We talked about the following issues (On estimating project tasks) that prevent projects from completing on time: Milestone Management: Working to meet task deadlines or milestones Parkinson’s Law: Work expands to fill (and even exceed) the allocated time Student Syndrome: […]

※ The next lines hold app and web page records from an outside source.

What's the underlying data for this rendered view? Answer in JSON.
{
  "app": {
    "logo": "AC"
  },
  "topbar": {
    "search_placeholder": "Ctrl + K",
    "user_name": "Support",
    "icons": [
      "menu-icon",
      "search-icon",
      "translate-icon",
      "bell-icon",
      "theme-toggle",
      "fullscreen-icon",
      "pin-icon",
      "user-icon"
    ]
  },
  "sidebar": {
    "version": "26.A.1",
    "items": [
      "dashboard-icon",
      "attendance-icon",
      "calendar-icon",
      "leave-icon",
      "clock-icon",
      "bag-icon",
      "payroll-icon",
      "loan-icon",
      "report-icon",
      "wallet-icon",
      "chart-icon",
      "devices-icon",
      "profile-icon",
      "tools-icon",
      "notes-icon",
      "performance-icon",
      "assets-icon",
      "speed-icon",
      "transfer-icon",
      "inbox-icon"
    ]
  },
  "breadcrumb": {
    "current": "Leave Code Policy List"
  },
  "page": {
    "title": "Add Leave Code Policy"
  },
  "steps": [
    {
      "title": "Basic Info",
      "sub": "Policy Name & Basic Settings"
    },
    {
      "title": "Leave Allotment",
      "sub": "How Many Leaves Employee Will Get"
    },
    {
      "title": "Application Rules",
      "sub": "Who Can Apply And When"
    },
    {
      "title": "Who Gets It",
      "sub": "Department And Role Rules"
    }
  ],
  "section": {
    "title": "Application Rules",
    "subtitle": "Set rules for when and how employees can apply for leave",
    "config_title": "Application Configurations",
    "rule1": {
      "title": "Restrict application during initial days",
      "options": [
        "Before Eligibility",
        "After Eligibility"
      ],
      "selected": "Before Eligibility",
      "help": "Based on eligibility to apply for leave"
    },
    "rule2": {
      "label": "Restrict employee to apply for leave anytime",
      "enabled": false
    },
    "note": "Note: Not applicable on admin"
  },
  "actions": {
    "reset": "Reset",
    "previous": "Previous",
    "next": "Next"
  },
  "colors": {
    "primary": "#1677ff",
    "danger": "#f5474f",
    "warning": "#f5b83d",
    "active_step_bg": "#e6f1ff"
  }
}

Estimation is one of the most important components of project management. In my opinion it is second only to the creation of a work breakdown structure (WBS). Project schedule and costs are directly impacted by accuracy of the estimation. Whenever I bring up the subject of estimation as a topic of discussion, invariably someone will mention: “We typically end up underestimating the amount of time needed to complete tasks – especially unfamiliar tasks.” The one common theme that resonated was that everyone was reasonably confident that the tasks would be finished on time. After all, they did add safety to tasks to account for variation. So if we had safety protecting the tasks, why then do we not finish projects on time? Before we look at answering this question, let’s briefly look at the principle behind Theory of Constraints.